Mindfulness: Kindness and Curiosity (Part 5 of 6)
Welcome to part 5 of my series on the definition of mindfulness: setting an intention to pay attention in the present moment, with kindness and curiosity, so we can then choose our next action or behavior.
In past recent posts, we’ve chosen to pay attention to the present moment, and we’ve arrived at the present moment. But it doesn’t stop there.
There is a popular misconception that once you get to the present moment, everything will be fine. All of your worries and regrets and distractions will suddenly melt away, and you will find yourself in a state of pure mental bliss.
Um, yeah. Sorry to burst your bubble, folks, but not so much.
Generally speaking, our present moment experience will be some version of good, bad, or neither. (I think the technical term for that neither space is “meh.”) And no matter how awesome, awful, or completely uninteresting our reality is, our brains will judge whatever is happening and wish it was different.
It’s easy to see how we might judge a bad moment: we want it to end, or at the very least, we want it to be less irritating or painful or confusing or whatever. But our ever-thinking minds don’t stop there. Even if our experience is good, it could always be better, or last longer, or it definitely needs an Instagram filter to brighten those colors and really highlight the beauty of the moment. And of course, a boring moment could always be more interesting.
The minute we start doing all of this thinking and wishing, we’re actually removing ourselves from the present, which is the very place we’re trying to be. When that happens, we miss the good stuff, avoid dealing with the difficult stuff, and get so caught up in our own thoughts that we can’t see what’s right in front of us.
So, what are we supposed to do instead? Well, if you want to stay in the present moment, here are three easy options: Breathe, be kind, or get curious.
Noticing your breath is always a good choice when you don’t know what to do and need to get some space from, and perspective on, your thoughts and feelings. Sometimes you have to notice your breathing 10 times in a minute (or more), but that’s ok. That’s the practice.
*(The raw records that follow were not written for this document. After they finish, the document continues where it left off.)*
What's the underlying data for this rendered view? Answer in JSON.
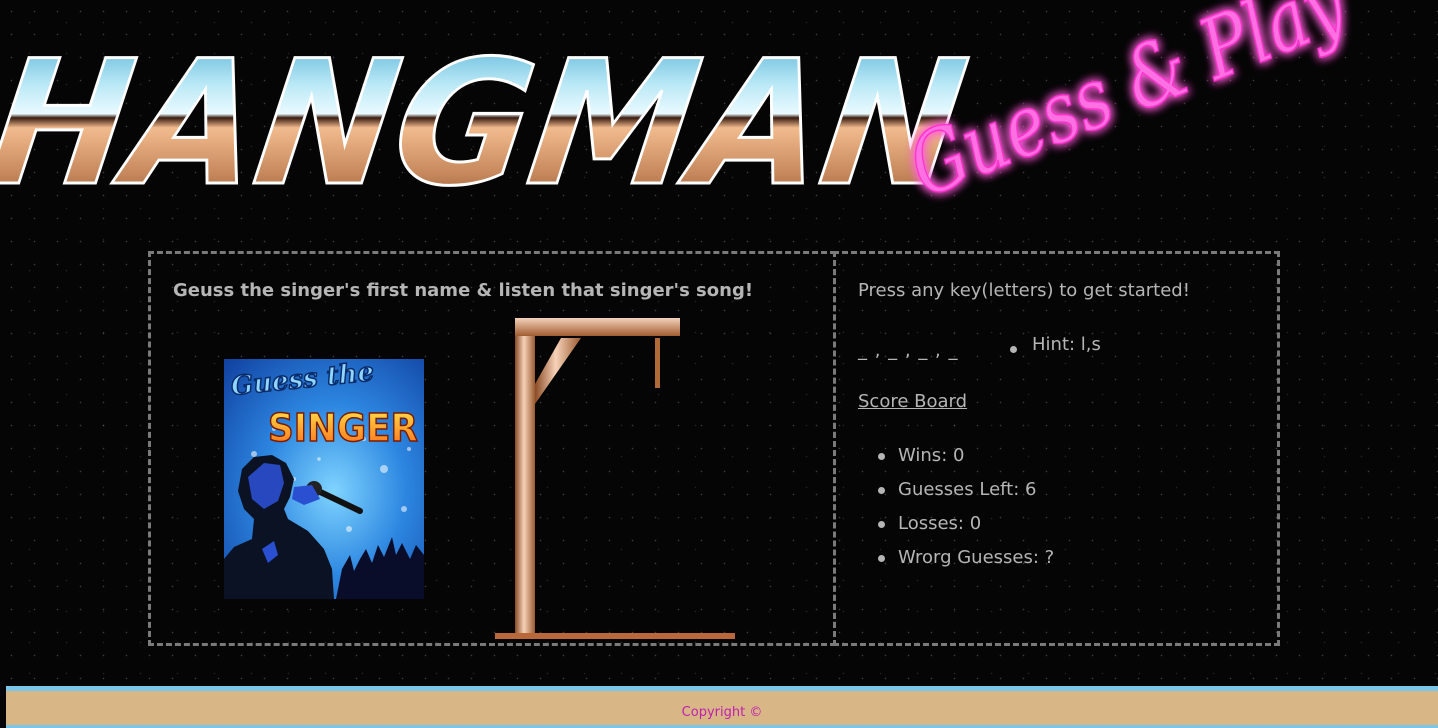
{
  "logo": {
    "title": "HANGMAN",
    "subtitle": "Guess & Play"
  },
  "game": {
    "instructions": "Geuss the singer's first name & listen that singer's song!",
    "singer_card_title_top": "Guess the",
    "singer_card_title_bottom": "SINGER"
  },
  "status": {
    "start_message": "Press any key(letters) to get started!",
    "word_display": "_ , _ , _ , _",
    "hint": "Hint: l,s"
  },
  "scoreboard": {
    "title": "Score Board",
    "stats": [
      {
        "label": "Wins: 0"
      },
      {
        "label": "Guesses Left: 6"
      },
      {
        "label": "Losses: 0"
      },
      {
        "label": "Wrorg Guesses: ?"
      }
    ]
  },
  "footer": {
    "copyright": "Copyright ©"
  },
  "colors": {
    "neon_pink": "#ff3fd6",
    "chrome_sky": "#79cbe6",
    "chrome_copper": "#c98a5c",
    "panel_border": "#7a7a7a",
    "text_gray": "#b5b5b5",
    "footer_tan": "#d9b685",
    "footer_border": "#7cc5ea",
    "copyright_magenta": "#c01fb0"
  }
}
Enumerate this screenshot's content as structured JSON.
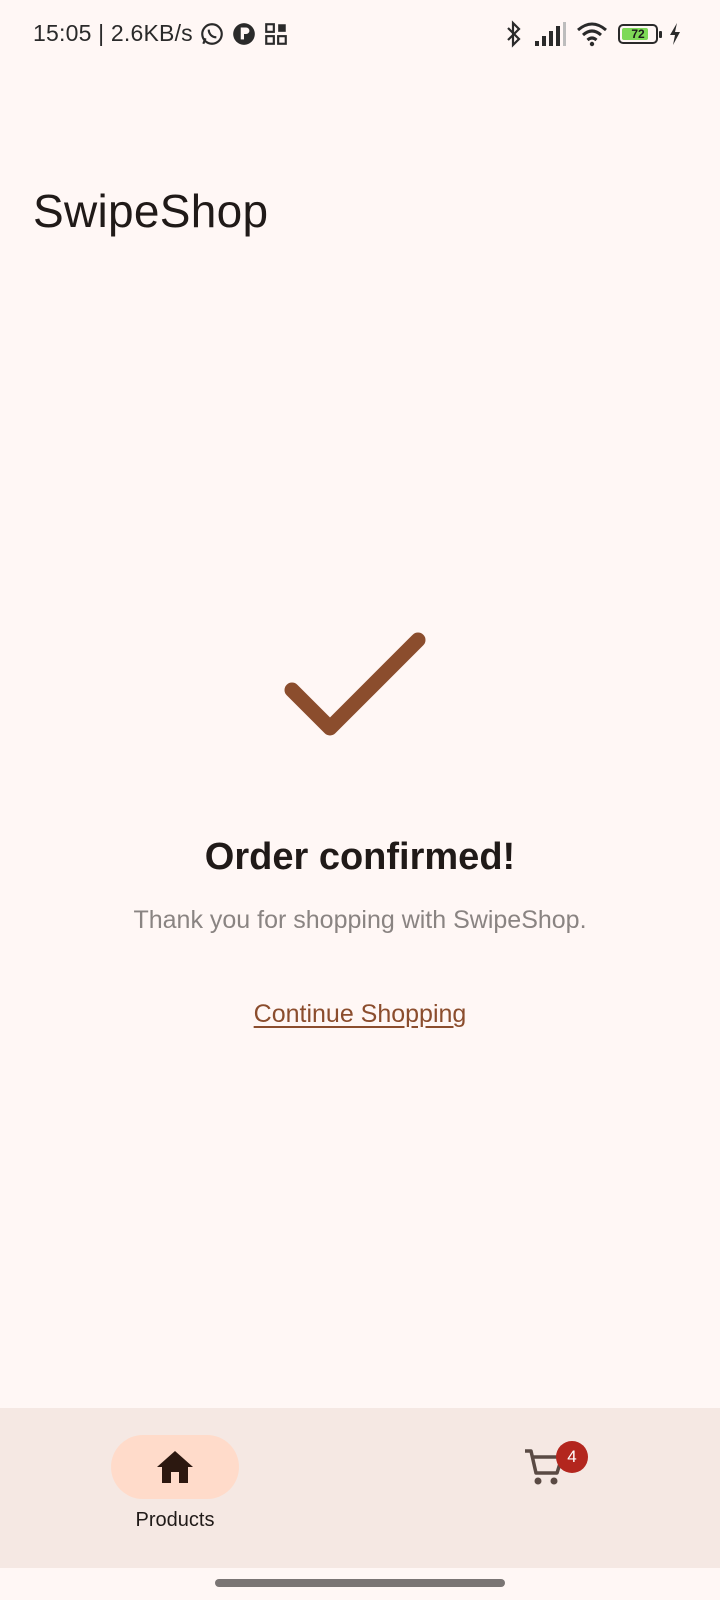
{
  "status_bar": {
    "time_speed": "15:05 | 2.6KB/s",
    "battery_level": "72",
    "icons_left": [
      "whatsapp-icon",
      "app-notification-icon",
      "grid-app-icon"
    ],
    "icons_right": [
      "bluetooth-icon",
      "signal-icon",
      "wifi-icon",
      "battery-icon",
      "charging-icon"
    ]
  },
  "app": {
    "title": "SwipeShop"
  },
  "confirmation": {
    "icon": "checkmark-icon",
    "headline": "Order confirmed!",
    "message": "Thank you for shopping with SwipeShop.",
    "continue_label": "Continue Shopping"
  },
  "bottom_nav": {
    "items": [
      {
        "label": "Products",
        "icon": "home-icon",
        "selected": true
      },
      {
        "label": "",
        "icon": "cart-icon",
        "badge": "4",
        "selected": false
      }
    ]
  },
  "colors": {
    "background": "#fff7f5",
    "accent": "#8b4d2d",
    "nav_background": "#f5e8e3",
    "nav_pill": "#ffdbca",
    "badge": "#b3261e"
  }
}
The next option is kindness. No matter what is happening, we can be kind to ourselves in response. We can notice our impulses to check out, freak out, stress out, or berate ourselves, and we can choose instead to remind ourselves that life is hard. It’s hard for everyone, and we are doing the best we can. Tomorrow is another day, another chance to get it right.
If you’re having trouble imagining what it might look, sound, or feel like to be kind to yourself, think about what you might say to a friend who is having a hard time. Perhaps you would make her a cup of tea, and sit quietly on the couch for a few minutes, reminding her that this too shall pass. (It might pass like a damn kidney stone, but it will pass.) Those small kindnesses are a great place to start and can make it much easier to stay in the present moment, whatever that looks like.
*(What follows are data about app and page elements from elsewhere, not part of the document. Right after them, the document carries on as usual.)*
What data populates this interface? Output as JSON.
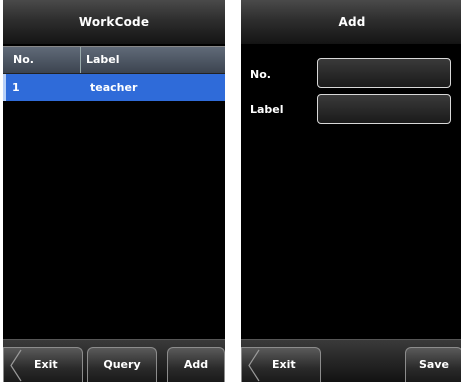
{
  "workcode_screen": {
    "title": "WorkCode",
    "columns": [
      "No.",
      "Label"
    ],
    "rows": [
      {
        "no": "1",
        "label": "teacher"
      }
    ],
    "buttons": {
      "exit": "Exit",
      "query": "Query",
      "add": "Add"
    }
  },
  "add_screen": {
    "title": "Add",
    "fields": {
      "no_label": "No.",
      "no_value": "",
      "label_label": "Label",
      "label_value": ""
    },
    "buttons": {
      "exit": "Exit",
      "save": "Save"
    }
  },
  "colors": {
    "selection": "#2f6bd9",
    "background": "#000000"
  }
}
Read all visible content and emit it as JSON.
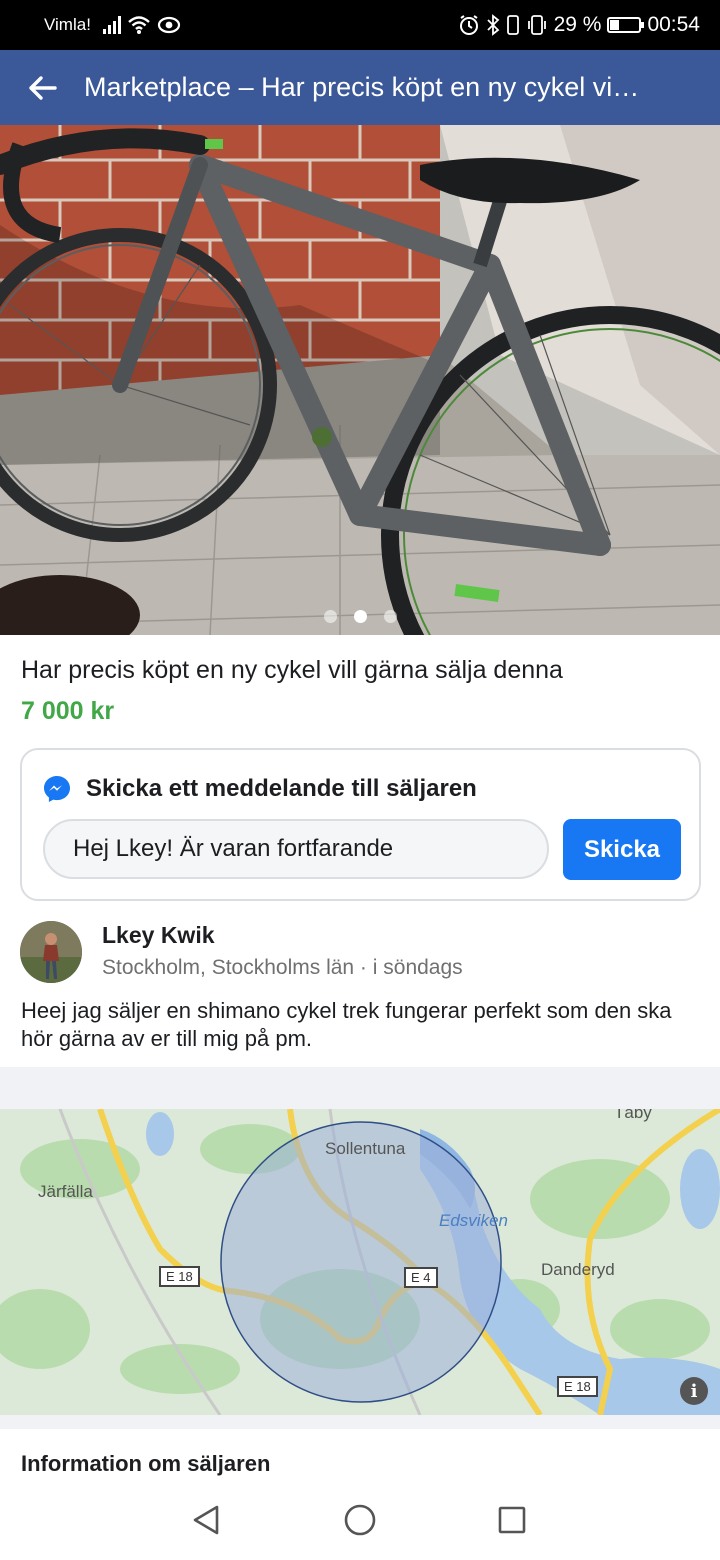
{
  "status_bar": {
    "carrier": "Vimla!",
    "battery_percent": "29 %",
    "battery_level": 0.29,
    "time": "00:54"
  },
  "app_bar": {
    "title": "Marketplace – Har precis köpt en ny cykel vi…",
    "back_icon": "arrow-left-icon"
  },
  "photo": {
    "page_count": 3,
    "active_index": 1
  },
  "listing": {
    "title": "Har precis köpt en ny cykel vill gärna sälja denna",
    "price": "7 000 kr"
  },
  "message_card": {
    "heading": "Skicka ett meddelande till säljaren",
    "input_value": "Hej Lkey! Är varan fortfarande",
    "send_label": "Skicka"
  },
  "seller": {
    "name": "Lkey Kwik",
    "location_time": "Stockholm, Stockholms län · i söndags"
  },
  "description": "Heej jag säljer en shimano cykel trek fungerar perfekt som den ska hör gärna av er  till mig på pm.",
  "map": {
    "labels": {
      "taby": "Täby",
      "sollentuna": "Sollentuna",
      "jarfalla": "Järfälla",
      "edsviken": "Edsviken",
      "danderyd": "Danderyd"
    },
    "roads": {
      "e18_west": "E 18",
      "e4": "E 4",
      "e18_east": "E 18"
    },
    "info_label": "i"
  },
  "seller_info_heading": "Information om säljaren",
  "colors": {
    "app_bar": "#3b5998",
    "price": "#42a747",
    "send_button": "#1877f2"
  }
}
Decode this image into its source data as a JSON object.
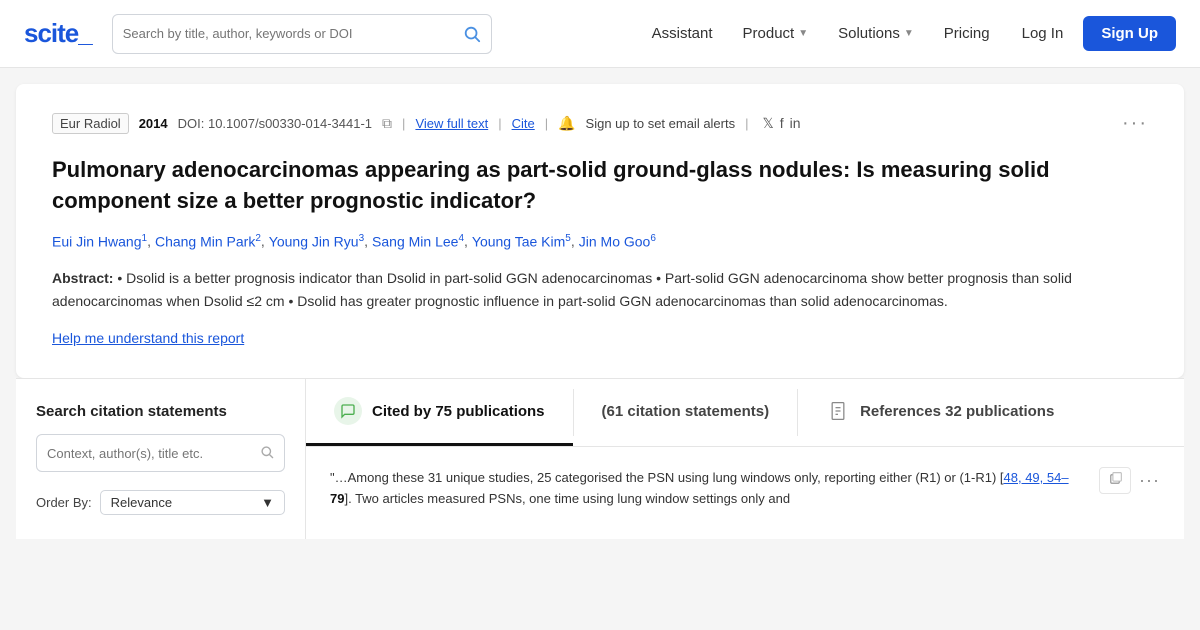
{
  "logo": {
    "text": "scite_"
  },
  "header": {
    "search_placeholder": "Search by title, author, keywords or DOI",
    "nav": {
      "assistant": "Assistant",
      "product": "Product",
      "solutions": "Solutions",
      "pricing": "Pricing",
      "login": "Log In",
      "signup": "Sign Up"
    }
  },
  "paper": {
    "journal": "Eur Radiol",
    "year": "2014",
    "doi": "DOI: 10.1007/s00330-014-3441-1",
    "view_full_text": "View full text",
    "cite": "Cite",
    "alert_text": "Sign up to set email alerts",
    "title": "Pulmonary adenocarcinomas appearing as part-solid ground-glass nodules: Is measuring solid component size a better prognostic indicator?",
    "authors": [
      {
        "name": "Eui Jin Hwang",
        "sup": "1"
      },
      {
        "name": "Chang Min Park",
        "sup": "2"
      },
      {
        "name": "Young Jin Ryu",
        "sup": "3"
      },
      {
        "name": "Sang Min Lee",
        "sup": "4"
      },
      {
        "name": "Young Tae Kim",
        "sup": "5"
      },
      {
        "name": "Jin Mo Goo",
        "sup": "6"
      }
    ],
    "abstract_label": "Abstract:",
    "abstract_text": "Dsolid is a better prognosis indicator than Dsolid in part-solid GGN adenocarcinomas • Part-solid GGN adenocarcinoma show better prognosis than solid adenocarcinomas when Dsolid ≤2 cm • Dsolid has greater prognostic influence in part-solid GGN adenocarcinomas than solid adenocarcinomas.",
    "help_link": "Help me understand this report"
  },
  "sidebar": {
    "title": "Search citation statements",
    "search_placeholder": "Context, author(s), title etc.",
    "order_by_label": "Order By:",
    "order_by_value": "Relevance"
  },
  "tabs": [
    {
      "id": "cited-by",
      "icon_type": "bubble",
      "label": "Cited by 75 publications",
      "sub": "",
      "active": true
    },
    {
      "id": "citation-statements",
      "icon_type": "none",
      "label": "(61 citation statements)",
      "sub": "",
      "active": false
    },
    {
      "id": "references",
      "icon_type": "doc",
      "label": "References 32 publications",
      "sub": "",
      "active": false
    }
  ],
  "citation_quote": {
    "text_before": "\"…Among these 31 unique studies, 25 categorised the PSN using lung windows only, reporting either (R1) or (1-R1) [",
    "refs": "48, 49, 54–",
    "highlighted": "79",
    "text_after": "]. Two articles measured PSNs, one time using lung window settings only and"
  }
}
A third option for staying in the present moment is to get curious about it. Here are some of the questions you can ask yourself:
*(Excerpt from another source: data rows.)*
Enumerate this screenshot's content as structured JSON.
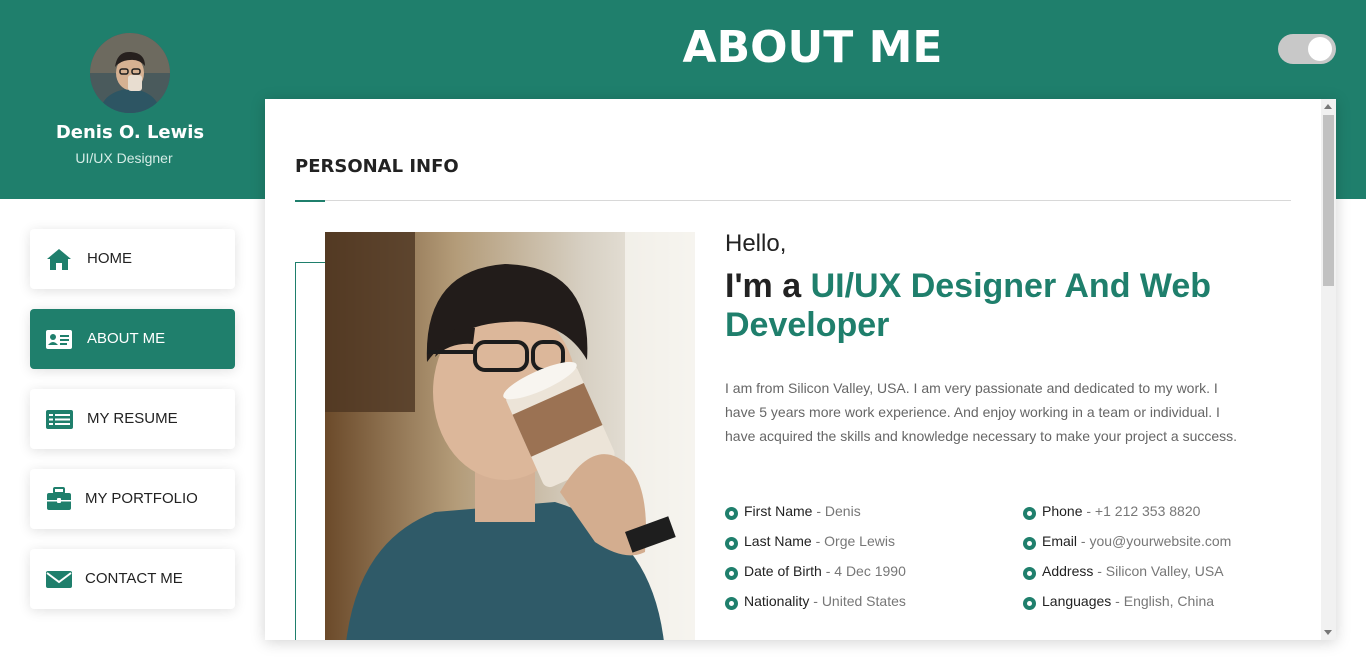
{
  "profile": {
    "name": "Denis O. Lewis",
    "role": "UI/UX Designer"
  },
  "header": {
    "title": "ABOUT ME"
  },
  "theme_toggle": {
    "state": "on"
  },
  "nav": {
    "items": [
      {
        "label": "HOME",
        "icon": "home-icon",
        "active": false
      },
      {
        "label": "ABOUT ME",
        "icon": "id-card-icon",
        "active": true
      },
      {
        "label": "MY RESUME",
        "icon": "list-icon",
        "active": false
      },
      {
        "label": "MY PORTFOLIO",
        "icon": "briefcase-icon",
        "active": false
      },
      {
        "label": "CONTACT ME",
        "icon": "envelope-icon",
        "active": false
      }
    ]
  },
  "section": {
    "title": "PERSONAL INFO"
  },
  "about": {
    "hello": "Hello,",
    "intro_prefix": "I'm a ",
    "intro_accent": "UI/UX Designer And Web Developer",
    "bio": "I am from Silicon Valley, USA. I am very passionate and dedicated to my work. I have 5 years more work experience. And enjoy working in a team or individual. I have acquired the skills and knowledge necessary to make your project a success."
  },
  "info": {
    "left": [
      {
        "label": "First Name",
        "value": " - Denis"
      },
      {
        "label": "Last Name",
        "value": " - Orge Lewis"
      },
      {
        "label": "Date of Birth",
        "value": " - 4 Dec 1990"
      },
      {
        "label": "Nationality",
        "value": " - United States"
      }
    ],
    "right": [
      {
        "label": "Phone",
        "value": " - +1 212 353 8820"
      },
      {
        "label": "Email",
        "value": " - you@yourwebsite.com"
      },
      {
        "label": "Address",
        "value": " - Silicon Valley, USA"
      },
      {
        "label": "Languages",
        "value": " - English, China"
      }
    ]
  },
  "colors": {
    "accent": "#1f7f6c",
    "text": "#222222",
    "muted": "#777777"
  }
}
- What is going on for me? What am I feeling? What am I thinking? What is happening in my body?
- What do I need right now? Have I eaten lately? Did I sleep last night? Am I stressed about something?
- What is going for my kids? What might they be thinking or feeling? Are they hungry? Are they getting sick?
- What do they need right now?
- What can we all do to take care of ourselves?
When we are curious about our own experience, we’re not just staying in the present moment, we’re actively exploring it. This sort of interested attitude gives us more clarity on what is actually happening and just what to do about it. I can’t tell you how many times I lose my temper with my kids only to realize after the fact that I haven’t eaten in six hours, and the real problem is that I am hangry. When that happens, I won’t get calm until I’ve eaten, no matter how well-behaved my children may be. Getting curious about how I’m feeling and noticing my hunger is the first step to turning things around.
Curiosity also has a secret power: you can’t be curious and angry at the same time. Curiosity and anger come from different parts of our brains, and they can’t be activated at the same time. So, if you’re trying to pull yourself or your child out of a tantrum or meltdown, curiosity might just be the trick. (You can read more about how to do this and other mindfulness practices for kids in my second book, Ready, Set, Breathe: Practicing Mindfulness with Your Children for Fewer Meltdowns and a More Peaceful Family.)
In my next post, we’ll explore the pot of gold at the end of the mindful parenting rainbow – the ability to thoughtfully and intentionally choose your next behavior or action.
Naumburg, C. (2017). Mindfulness: Kindness and Curiosity (Part 5 of 6). Psych Central. Retrieved on October 23, 2017, from https://blogs.psychcentral.com/mindful-parenting/2017/02/mindfulness-kindness-and-curiosity-part-5-of-6/